AISI publishes three new cold-formed steel framing research reports

The American Iron and Steel Institute (AISI) has published three new cold-formed steel framing research reports: 1) "RP15-3: Advancing Seismic Simulation of Cold-Formed Steel Framed Buildings," 2) "RP17-1: Experimental Study on System Reliability of Cold-Formed Steel Roof Trusses," and 3) "RP17-2: Monotonic and Cyclic Response of Single Shear Cold-Formed Steel-to-Steel and Sheathing-to-Steel Connections." All of the research reports are available for free download here.

Each research project was undertaken to increase knowledge of the behavior of cold-formed steel in order to advance design efficiency and ensure safety. The reports cover the following topics:
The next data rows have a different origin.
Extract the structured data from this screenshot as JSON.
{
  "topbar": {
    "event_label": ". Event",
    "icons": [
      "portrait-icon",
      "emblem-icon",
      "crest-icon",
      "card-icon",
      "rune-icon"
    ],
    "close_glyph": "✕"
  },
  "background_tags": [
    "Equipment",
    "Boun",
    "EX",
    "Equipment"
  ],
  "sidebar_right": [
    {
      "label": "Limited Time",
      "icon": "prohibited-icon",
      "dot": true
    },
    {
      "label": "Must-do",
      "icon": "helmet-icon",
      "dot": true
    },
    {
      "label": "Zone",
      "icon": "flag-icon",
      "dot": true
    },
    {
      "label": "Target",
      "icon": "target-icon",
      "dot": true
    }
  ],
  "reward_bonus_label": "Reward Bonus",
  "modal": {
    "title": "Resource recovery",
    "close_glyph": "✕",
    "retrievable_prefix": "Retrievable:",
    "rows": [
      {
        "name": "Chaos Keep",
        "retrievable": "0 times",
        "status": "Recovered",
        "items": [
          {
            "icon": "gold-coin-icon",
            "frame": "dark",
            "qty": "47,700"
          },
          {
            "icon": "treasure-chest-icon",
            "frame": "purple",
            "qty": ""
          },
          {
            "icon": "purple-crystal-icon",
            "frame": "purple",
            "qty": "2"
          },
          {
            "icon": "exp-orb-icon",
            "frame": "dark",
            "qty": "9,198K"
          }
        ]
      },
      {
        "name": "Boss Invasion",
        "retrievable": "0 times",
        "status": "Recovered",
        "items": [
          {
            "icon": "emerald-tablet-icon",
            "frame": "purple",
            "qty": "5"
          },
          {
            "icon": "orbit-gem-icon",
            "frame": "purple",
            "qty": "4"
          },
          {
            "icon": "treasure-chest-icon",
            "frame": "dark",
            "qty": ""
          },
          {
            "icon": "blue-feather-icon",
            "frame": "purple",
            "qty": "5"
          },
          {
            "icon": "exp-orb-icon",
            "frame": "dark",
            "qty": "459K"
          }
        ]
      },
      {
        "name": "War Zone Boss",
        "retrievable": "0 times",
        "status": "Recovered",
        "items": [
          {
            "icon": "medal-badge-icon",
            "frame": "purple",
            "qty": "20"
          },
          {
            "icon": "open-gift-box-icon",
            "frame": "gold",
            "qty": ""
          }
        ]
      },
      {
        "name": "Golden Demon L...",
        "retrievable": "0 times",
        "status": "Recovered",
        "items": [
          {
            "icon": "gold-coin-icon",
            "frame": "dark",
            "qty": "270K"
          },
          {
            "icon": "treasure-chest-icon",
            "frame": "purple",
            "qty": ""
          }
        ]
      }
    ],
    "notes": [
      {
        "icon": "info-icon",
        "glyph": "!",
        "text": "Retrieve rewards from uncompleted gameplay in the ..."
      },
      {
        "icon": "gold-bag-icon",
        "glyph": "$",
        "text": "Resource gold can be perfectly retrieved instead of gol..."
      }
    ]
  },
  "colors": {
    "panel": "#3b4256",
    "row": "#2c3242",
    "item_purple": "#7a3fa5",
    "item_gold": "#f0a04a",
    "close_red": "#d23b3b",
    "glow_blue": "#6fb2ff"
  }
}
  • "RP15-3: Advancing Seismic Simulation of Cold-Formed Steel Framed Buildings" - This report advances performance-based seismic design of cold-formed steel framed buildings by introducing computationally efficient and accurate modeling tools that predict the behavior of the building, the individual cold-formed steel components, and connections in a seismic event. The research was conducted at Virginia Tech.
  • "RP17-1: Experimental Study on System Reliability of Cold-Formed Steel Roof Trusses" - This experimental study of cold-formed steel roof trusses is part of a project funded by the National Science Foundation, "Advancing System Reliability With Application to Light-Framed Structures." Test data are provided for examining cold-formed steel structural reliability in roof trusses as a system versus individual components. The research was conducted at the University of North Texas.
  • "RP17-2: Monotonic and Cyclic Response of Single Shear Cold-Formed Steel-to-Steel and Sheathing-to-Steel Connections" - This research project resulted in the development of load-deformation response models to simulate the performance of screw fasteners in a seismic event. Since screw fasteners are the primary connectors in light steel framing, this research provides designers with more accurate performance-based data for conducting whole building seismic analysis. The research was conducted at Virginia Tech.